Jostle for Production Capacity
So right now you have an interesting situation where suitable facilities are being lined up to produce vaccines, but currently they cannot be certain which vaccine they may be required to produce. Once a deal has been done and preparation starts, you still obviously have a huge amount of work to do to reconfigure a facility and go through qualification to produce commercial batches.
In the background then, there are manoeuvres and negotiations regards bringing online the mega plants that can produce the vaccines in the quantities required. This is all very complicated and high risk because the amounts of investment required to line up production capacity is vast, whilst we don’t have a successful vaccine.
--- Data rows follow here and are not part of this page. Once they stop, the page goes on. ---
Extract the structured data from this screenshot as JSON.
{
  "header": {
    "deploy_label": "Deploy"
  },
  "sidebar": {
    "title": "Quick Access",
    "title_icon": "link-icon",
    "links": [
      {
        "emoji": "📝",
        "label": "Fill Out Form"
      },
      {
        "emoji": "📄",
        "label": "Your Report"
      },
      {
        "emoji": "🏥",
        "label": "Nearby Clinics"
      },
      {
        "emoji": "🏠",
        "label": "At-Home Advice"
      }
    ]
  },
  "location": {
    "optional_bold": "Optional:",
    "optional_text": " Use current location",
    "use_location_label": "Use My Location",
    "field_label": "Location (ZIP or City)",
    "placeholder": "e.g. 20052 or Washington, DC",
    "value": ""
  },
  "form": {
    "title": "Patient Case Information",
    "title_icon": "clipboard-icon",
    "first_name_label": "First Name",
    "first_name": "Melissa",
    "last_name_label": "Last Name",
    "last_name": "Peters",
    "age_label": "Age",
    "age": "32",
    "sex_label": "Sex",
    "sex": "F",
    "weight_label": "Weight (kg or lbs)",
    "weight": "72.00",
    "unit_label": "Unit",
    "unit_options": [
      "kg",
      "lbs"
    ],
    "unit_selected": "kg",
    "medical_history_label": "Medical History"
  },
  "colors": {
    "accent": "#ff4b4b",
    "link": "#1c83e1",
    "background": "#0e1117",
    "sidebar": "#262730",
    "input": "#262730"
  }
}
Also we don’t know what the virus and geopolitical situation will be in 2020. If one of the three Chinese candidate vaccines turns out to be successful, will they be able to get it in to production very fast? What we can say though is that despite all these challenges, you can see many of the top life science companies pursuing the development of a vaccine.
Some of the Contenders
Moderna has a mRNA vaccine in phase II trials and whose effort is being funded by the US government BARDA. Moderna opened a state of the art therapeutics plant in Norwood, MA on the edge of Boston in 2018. Using this investment from BARDA, Moderna is planning on getting more mRNA production machines and increasing the output of existing machines.
J&J Janssen through an existing partnership with the US government BARDA organisation is gearing up to produce 1 billion doses of a Covid-19 vaccine in Q1 2021. This is obviously a huge challenge in re-configuring the processes, the control systems and getting through qualification in the timescale. Read more here.
Pfizer has multiple initiatives, most prominent of which is that Pfizer have advanced German company BioNtech $185M for access to their mRNA based solution. They say this product could potentially be available by end of 2020, and Pfizer has some of the largest production facilities in the world in its arsenal.
SinoVac Biotech of Beijing has a vaccine in clinical trials in China and will look to scale production quickly and licence the technology to Western partners. The Chinese government has backed Sinovac with a loan to build a new production facility to produce their vaccine.
Sanofi already produces about a billion vaccine doses a year and has entered more than one alliance. Sanofi are collaborating with GlaxoSmithKline to share the risk on putting in place the capacity to produce a billion does a year of a Covid-19 vaccine
So there are many runners in the race and the prize can be shared. By Autumn 2020, we should have a clearer picture of the likely winners. We do know that there are many challenges and the amount of investment required is enormous, nonetheless it is likely to be late 2021 and in to 2022 before vaccines at low cost are readily available to the poorest people on earth